On February 2, Amman, who was being tailed by a team of counter terror police after his early release from the prison, grabbed a knife from a shop in Streatham High Road and stabbed two bystanders, who were injured, before he was shot dead by police.
He was wearing a fake suicide vest.
The court heard a panel of experts thought the risks he posed increased considerably since the attack, despite him behaving well inside prison.
But, the court heard X was associating with a prisoner who practiced radical Islam and had known Amman before he was released and went onto carry out the attacks.
Senior District Judge Emma Arbuthnot wrote in her judgement: "X was upset by his (Amman's) death and did not believe he was a bad person.
"X asked to leave work to pray for his friend after he was killed by the police... he may have increased his technical knowledge of evading law enforcement while in prison and may present a threat to the public upon release.
"X had been a far-right extremist before he converted to Islam, this change took place very suddenly. X is vulnerable and has a strong need for an identity and to feel a sense of belonging, he needed excitement or adventure and the index offence occurred at a period of transition for him between GCSEs and A-levels.
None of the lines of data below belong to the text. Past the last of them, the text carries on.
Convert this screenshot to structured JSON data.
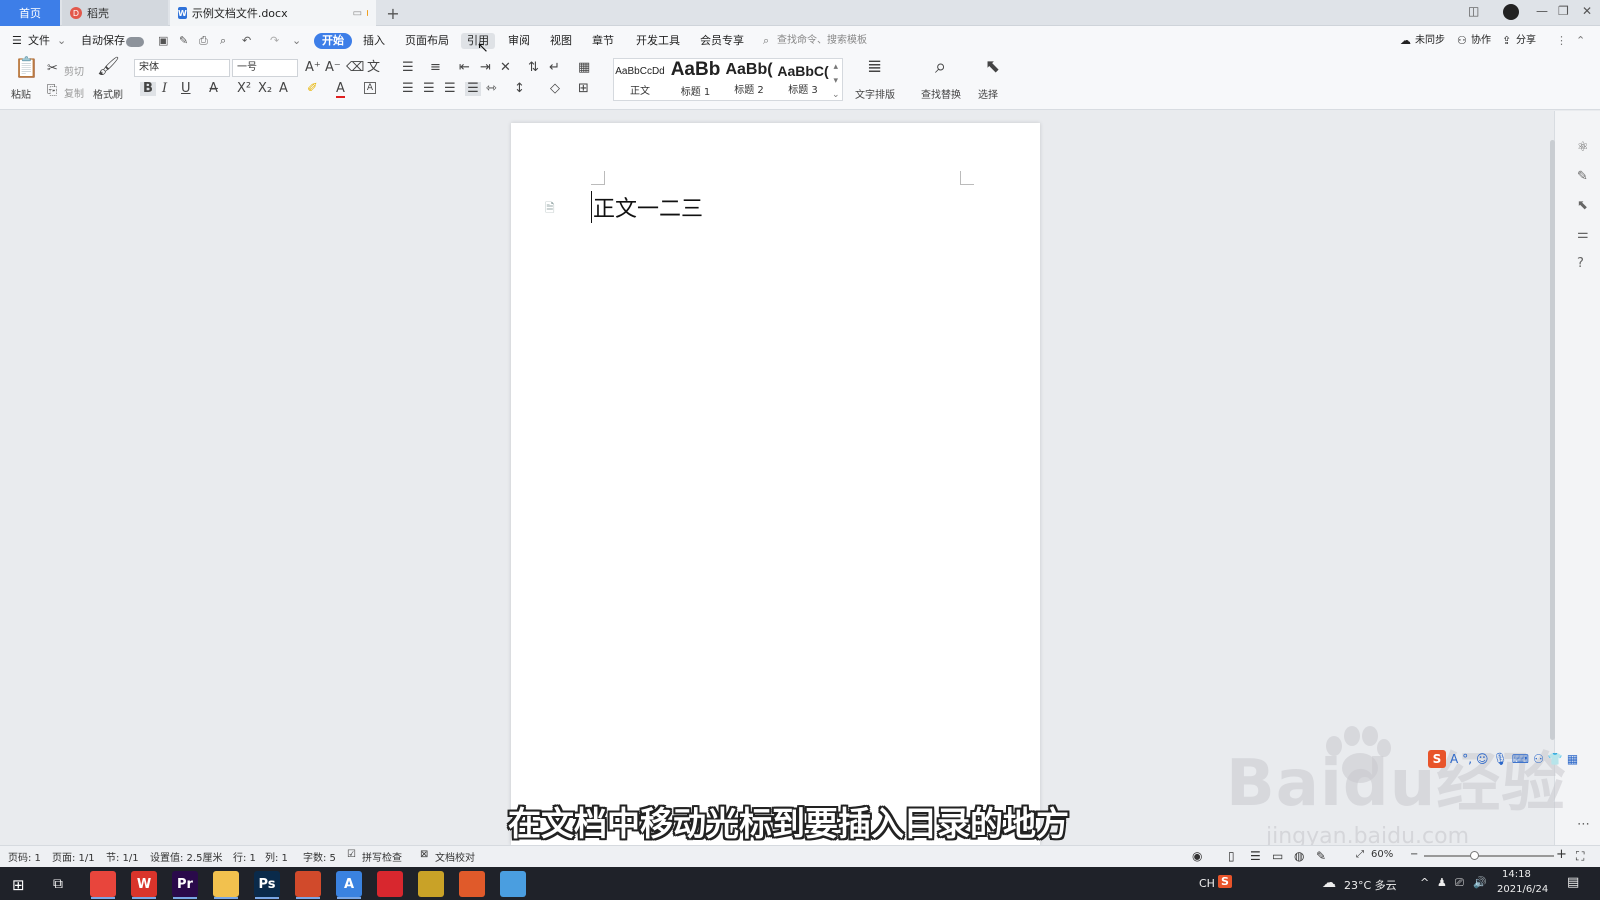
{
  "titlebar": {
    "tabs": [
      {
        "label": "首页"
      },
      {
        "label": "稻壳"
      },
      {
        "label": "示例文档文件.docx"
      }
    ],
    "new_tab": "+"
  },
  "menu": {
    "file": "文件",
    "autosave": "自动保存",
    "items": [
      "开始",
      "插入",
      "页面布局",
      "引用",
      "审阅",
      "视图",
      "章节",
      "开发工具",
      "会员专享"
    ],
    "search_placeholder": "查找命令、搜索模板",
    "right": {
      "sync": "未同步",
      "collab": "协作",
      "share": "分享"
    }
  },
  "toolbar": {
    "paste": "粘贴",
    "cut": "剪切",
    "copy": "复制",
    "format_painter": "格式刷",
    "font_name": "宋体",
    "font_size": "一号",
    "styles": [
      {
        "sample": "AaBbCcDd",
        "name": "正文"
      },
      {
        "sample": "AaBb",
        "name": "标题 1"
      },
      {
        "sample": "AaBb(",
        "name": "标题 2"
      },
      {
        "sample": "AaBbC(",
        "name": "标题 3"
      }
    ],
    "text_layout": "文字排版",
    "find_replace": "查找替换",
    "select": "选择"
  },
  "document": {
    "body_text": "正文一二三"
  },
  "statusbar": {
    "page_no": "页码: 1",
    "pages": "页面: 1/1",
    "section": "节: 1/1",
    "setting": "设置值: 2.5厘米",
    "row": "行: 1",
    "col": "列: 1",
    "word_count": "字数: 5",
    "spell_check": "拼写检查",
    "doc_proof": "文档校对",
    "zoom": "60%"
  },
  "overlay": {
    "subtitle": "在文档中移动光标到要插入目录的地方",
    "watermark": "Baidu经验",
    "watermark_url": "jingyan.baidu.com"
  },
  "taskbar": {
    "apps": [
      {
        "icon": "chrome-icon",
        "label": "",
        "color": "#e8453c"
      },
      {
        "icon": "wps-icon",
        "label": "W",
        "color": "#d9342b"
      },
      {
        "icon": "premiere-icon",
        "label": "Pr",
        "color": "#2a0a4a"
      },
      {
        "icon": "folder-icon",
        "label": "",
        "color": "#f2c14e"
      },
      {
        "icon": "photoshop-icon",
        "label": "Ps",
        "color": "#0a2a4a"
      },
      {
        "icon": "slides-icon",
        "label": "",
        "color": "#d14a2b"
      },
      {
        "icon": "app-a-icon",
        "label": "A",
        "color": "#3a82e0"
      },
      {
        "icon": "netease-music-icon",
        "label": "",
        "color": "#d8272e"
      },
      {
        "icon": "video-editor-icon",
        "label": "",
        "color": "#c9a227"
      },
      {
        "icon": "wps-office-icon",
        "label": "",
        "color": "#e05a2a"
      },
      {
        "icon": "browser-icon",
        "label": "",
        "color": "#4a9ee0"
      }
    ],
    "ime": "CH",
    "weather": "23°C 多云",
    "time": "14:18",
    "date": "2021/6/24"
  }
}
"This had led to his extreme right-wing views. The intelligence that he might now hold an extreme Islamist faith was concerning particularly as he might then find a peer group which holds extreme views and want to belong to this new group to give him a sense of identity.
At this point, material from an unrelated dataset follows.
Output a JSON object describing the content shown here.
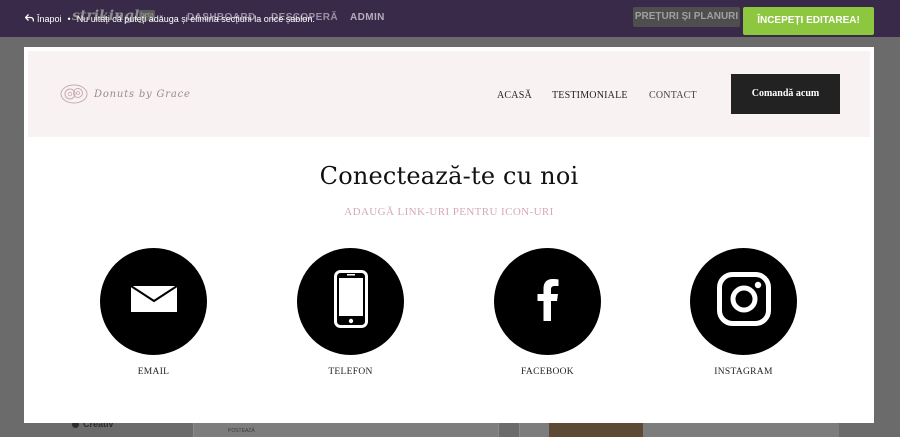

"There was a concern expressed by a psychologist that X may be drawn to a group which might cause him to do something significantly more serious that the index offence. The concern is that he is continuing to search for his identity and the speed of his conversion shows marked similarities to his behaviour that led to his right-wing terrorism offence."
X's lawyer argued the prison intelligence was weak evidence and should not be relied on by the court to extend custody.
Judge Arbuthnot said: "I have given some weight to the intelligence, it would have been helpful to have more detail, but it is the combination of the intelligence along with other factors which is striking.
"X’s views have veered from one extreme to another, he has a deep seated psychological need to feel part of a group, there is the intelligence that he is a risk to the public and has been in contact with Sudesh Faraz. "
The court heard the London Bridge terror attack last November, and an attack on prison guards by two Jihadi prisoners in HMP Whitemoor in January were also factors.
She added: "There is a very recent pattern of young men being released from custody (or serving) committing terrorist offences before they are themselves killed.
"I bear in mind the principal aims of the youth justice system which is to prevent offending. I also must bear in mind the welfare of X."
She said he had to remain anonymous as he is called as a vulnerable person.
Yet, she only delayed the release for two months to give the prison and probation service time to try to mitigate the risks.
He will be put on a desistance and disengagement plan with a mentor and possibly a specialised counter-terrorism Imam plus support from trained psychologists and probation officers.